**WHAT YOU WILL DO**
Among the entries, how many lines hold the word "résistance"? Respond with that number only.

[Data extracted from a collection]

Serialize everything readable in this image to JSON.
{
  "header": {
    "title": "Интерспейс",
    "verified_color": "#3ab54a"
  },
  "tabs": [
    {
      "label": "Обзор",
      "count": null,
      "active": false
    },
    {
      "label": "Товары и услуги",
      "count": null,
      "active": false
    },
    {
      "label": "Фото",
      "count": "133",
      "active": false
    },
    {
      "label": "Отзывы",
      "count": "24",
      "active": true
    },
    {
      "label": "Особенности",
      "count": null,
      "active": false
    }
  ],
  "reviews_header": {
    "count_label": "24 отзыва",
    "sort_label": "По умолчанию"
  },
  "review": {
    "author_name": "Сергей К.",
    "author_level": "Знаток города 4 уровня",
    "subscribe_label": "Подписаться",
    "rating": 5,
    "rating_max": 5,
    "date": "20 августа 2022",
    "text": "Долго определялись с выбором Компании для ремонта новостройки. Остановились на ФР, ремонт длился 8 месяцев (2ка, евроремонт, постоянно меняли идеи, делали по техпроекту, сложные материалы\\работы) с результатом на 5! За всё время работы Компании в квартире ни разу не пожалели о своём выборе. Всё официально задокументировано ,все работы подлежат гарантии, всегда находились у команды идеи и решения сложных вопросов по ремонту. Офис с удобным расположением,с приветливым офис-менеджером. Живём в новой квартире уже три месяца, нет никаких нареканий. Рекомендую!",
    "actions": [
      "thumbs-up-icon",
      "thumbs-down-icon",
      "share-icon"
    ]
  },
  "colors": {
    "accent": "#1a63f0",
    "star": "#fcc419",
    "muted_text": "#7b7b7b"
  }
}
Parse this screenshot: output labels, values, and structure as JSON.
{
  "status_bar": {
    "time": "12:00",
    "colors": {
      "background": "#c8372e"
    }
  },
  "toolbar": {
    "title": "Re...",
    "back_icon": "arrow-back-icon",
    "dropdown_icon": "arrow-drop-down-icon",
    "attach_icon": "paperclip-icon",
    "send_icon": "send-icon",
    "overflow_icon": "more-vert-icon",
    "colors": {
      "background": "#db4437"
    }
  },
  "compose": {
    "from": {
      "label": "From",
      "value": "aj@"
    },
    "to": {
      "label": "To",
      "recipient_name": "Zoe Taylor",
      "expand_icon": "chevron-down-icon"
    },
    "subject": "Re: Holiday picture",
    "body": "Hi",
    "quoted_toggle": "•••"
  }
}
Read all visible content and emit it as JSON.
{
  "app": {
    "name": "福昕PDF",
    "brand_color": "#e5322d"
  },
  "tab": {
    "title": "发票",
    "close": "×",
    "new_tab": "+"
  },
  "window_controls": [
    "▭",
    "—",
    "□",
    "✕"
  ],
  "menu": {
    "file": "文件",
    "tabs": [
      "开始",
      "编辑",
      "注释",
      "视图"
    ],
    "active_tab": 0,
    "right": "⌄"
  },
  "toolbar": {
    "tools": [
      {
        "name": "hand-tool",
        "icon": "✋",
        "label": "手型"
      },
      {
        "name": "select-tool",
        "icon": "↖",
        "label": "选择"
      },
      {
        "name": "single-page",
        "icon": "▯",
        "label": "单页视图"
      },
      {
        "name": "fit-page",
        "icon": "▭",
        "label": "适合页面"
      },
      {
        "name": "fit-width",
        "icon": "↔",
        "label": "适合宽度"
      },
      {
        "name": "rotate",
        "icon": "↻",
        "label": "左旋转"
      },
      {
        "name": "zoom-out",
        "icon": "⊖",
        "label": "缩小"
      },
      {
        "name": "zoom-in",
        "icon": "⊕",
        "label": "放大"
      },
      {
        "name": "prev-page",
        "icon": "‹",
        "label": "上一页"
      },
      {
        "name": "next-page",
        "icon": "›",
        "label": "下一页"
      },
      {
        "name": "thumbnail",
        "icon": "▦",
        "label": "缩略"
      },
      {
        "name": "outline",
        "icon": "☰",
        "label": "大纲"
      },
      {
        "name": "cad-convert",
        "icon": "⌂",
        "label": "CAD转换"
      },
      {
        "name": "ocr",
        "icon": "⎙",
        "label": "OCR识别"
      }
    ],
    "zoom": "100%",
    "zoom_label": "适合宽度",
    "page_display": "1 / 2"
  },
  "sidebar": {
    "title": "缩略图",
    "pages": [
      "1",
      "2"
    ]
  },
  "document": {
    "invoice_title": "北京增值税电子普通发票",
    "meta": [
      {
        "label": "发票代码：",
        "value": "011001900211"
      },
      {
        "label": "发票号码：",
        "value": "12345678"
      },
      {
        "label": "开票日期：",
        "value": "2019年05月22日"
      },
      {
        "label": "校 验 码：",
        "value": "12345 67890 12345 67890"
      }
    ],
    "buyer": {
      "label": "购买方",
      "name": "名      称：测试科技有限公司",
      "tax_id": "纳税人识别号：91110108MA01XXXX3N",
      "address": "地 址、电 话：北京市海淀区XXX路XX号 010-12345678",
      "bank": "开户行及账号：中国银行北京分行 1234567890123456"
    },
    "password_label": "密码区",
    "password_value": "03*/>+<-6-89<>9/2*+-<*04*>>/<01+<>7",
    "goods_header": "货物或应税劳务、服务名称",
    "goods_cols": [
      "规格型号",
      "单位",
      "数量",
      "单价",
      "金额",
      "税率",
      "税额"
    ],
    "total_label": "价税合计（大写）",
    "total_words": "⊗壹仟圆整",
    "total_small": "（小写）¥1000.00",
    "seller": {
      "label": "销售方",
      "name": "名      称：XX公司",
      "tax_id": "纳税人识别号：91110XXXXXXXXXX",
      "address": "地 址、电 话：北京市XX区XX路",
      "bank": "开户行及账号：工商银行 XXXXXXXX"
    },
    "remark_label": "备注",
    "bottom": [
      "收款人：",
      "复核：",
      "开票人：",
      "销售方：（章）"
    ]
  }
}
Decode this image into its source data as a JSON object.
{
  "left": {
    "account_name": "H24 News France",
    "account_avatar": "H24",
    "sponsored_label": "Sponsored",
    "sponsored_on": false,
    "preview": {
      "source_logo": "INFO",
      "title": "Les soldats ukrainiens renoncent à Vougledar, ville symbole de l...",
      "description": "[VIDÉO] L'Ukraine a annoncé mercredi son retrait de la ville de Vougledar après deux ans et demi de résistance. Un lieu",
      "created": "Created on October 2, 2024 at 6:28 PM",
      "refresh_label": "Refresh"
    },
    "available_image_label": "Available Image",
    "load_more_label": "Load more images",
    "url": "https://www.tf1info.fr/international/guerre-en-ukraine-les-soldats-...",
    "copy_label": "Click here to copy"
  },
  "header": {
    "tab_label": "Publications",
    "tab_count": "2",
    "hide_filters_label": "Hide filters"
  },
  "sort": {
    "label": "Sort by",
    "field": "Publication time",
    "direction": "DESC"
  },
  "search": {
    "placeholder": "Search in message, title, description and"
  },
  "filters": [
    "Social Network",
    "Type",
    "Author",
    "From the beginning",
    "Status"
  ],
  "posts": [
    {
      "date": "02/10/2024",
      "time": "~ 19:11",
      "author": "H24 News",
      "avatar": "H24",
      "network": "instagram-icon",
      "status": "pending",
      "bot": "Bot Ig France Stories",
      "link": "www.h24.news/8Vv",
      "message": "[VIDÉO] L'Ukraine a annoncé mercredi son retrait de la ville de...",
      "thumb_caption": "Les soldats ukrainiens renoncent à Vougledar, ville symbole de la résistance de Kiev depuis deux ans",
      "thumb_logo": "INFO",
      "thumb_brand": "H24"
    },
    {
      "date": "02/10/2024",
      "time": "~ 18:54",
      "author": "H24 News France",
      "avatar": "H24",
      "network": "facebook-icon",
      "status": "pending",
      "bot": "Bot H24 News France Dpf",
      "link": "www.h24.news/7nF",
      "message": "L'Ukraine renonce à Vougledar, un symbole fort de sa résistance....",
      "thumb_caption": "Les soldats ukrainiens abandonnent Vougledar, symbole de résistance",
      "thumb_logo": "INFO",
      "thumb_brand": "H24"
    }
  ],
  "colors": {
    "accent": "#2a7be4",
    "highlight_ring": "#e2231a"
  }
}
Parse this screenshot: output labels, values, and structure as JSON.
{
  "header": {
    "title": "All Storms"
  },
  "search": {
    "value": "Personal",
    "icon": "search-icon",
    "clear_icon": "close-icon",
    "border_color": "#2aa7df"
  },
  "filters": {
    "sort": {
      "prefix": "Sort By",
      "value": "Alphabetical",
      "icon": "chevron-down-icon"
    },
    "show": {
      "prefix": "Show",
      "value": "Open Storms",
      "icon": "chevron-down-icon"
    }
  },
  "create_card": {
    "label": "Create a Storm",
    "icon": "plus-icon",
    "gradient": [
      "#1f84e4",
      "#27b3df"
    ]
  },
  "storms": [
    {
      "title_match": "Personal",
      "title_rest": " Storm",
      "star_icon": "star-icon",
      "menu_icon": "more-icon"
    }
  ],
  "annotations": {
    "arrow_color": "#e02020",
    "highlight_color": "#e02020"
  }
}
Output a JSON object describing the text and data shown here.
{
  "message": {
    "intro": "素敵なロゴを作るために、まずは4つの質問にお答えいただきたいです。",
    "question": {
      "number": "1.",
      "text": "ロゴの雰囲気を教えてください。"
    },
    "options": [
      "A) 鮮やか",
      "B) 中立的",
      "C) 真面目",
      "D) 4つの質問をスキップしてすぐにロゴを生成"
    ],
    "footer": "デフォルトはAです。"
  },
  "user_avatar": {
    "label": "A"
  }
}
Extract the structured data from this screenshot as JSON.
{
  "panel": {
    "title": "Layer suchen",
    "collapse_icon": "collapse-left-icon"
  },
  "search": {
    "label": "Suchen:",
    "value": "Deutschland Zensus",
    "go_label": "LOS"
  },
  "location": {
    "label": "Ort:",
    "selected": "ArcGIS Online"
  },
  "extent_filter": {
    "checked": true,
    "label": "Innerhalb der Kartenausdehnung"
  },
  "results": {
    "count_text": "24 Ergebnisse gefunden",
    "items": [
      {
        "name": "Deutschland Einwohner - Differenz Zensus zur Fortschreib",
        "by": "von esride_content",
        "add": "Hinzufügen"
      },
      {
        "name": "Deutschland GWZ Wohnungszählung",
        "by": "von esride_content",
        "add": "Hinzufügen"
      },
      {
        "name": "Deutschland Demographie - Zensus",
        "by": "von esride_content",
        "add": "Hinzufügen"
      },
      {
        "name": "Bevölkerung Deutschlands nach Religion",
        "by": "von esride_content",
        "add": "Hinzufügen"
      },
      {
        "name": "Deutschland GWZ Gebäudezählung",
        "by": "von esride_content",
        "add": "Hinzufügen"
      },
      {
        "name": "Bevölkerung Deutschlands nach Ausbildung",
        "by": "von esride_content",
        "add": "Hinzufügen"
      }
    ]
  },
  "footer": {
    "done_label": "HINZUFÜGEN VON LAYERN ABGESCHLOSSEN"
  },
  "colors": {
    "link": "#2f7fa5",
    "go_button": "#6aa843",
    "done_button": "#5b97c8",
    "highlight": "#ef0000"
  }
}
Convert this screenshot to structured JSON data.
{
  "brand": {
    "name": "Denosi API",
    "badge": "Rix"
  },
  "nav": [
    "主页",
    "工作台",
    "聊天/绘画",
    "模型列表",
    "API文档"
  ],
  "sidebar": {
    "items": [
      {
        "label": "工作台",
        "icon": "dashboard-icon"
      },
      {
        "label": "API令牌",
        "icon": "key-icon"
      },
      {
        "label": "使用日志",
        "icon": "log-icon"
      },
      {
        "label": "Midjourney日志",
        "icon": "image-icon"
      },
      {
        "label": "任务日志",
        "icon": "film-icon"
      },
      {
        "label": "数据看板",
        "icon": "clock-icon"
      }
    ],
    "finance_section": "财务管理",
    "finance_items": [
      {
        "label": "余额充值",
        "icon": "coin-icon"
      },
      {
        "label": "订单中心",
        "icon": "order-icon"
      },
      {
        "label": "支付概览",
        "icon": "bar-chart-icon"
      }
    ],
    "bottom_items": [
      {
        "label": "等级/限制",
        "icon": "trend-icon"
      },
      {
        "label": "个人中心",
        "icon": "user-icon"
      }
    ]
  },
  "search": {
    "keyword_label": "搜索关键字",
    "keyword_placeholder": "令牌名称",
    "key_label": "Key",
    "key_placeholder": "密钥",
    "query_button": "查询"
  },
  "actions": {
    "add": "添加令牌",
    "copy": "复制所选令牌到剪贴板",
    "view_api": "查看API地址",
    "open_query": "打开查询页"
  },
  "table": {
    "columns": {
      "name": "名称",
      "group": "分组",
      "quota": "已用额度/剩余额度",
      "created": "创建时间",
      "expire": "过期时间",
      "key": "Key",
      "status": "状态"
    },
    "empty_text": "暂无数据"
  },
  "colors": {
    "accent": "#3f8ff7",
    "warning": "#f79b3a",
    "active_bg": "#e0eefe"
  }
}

**RESULT BELOW**
4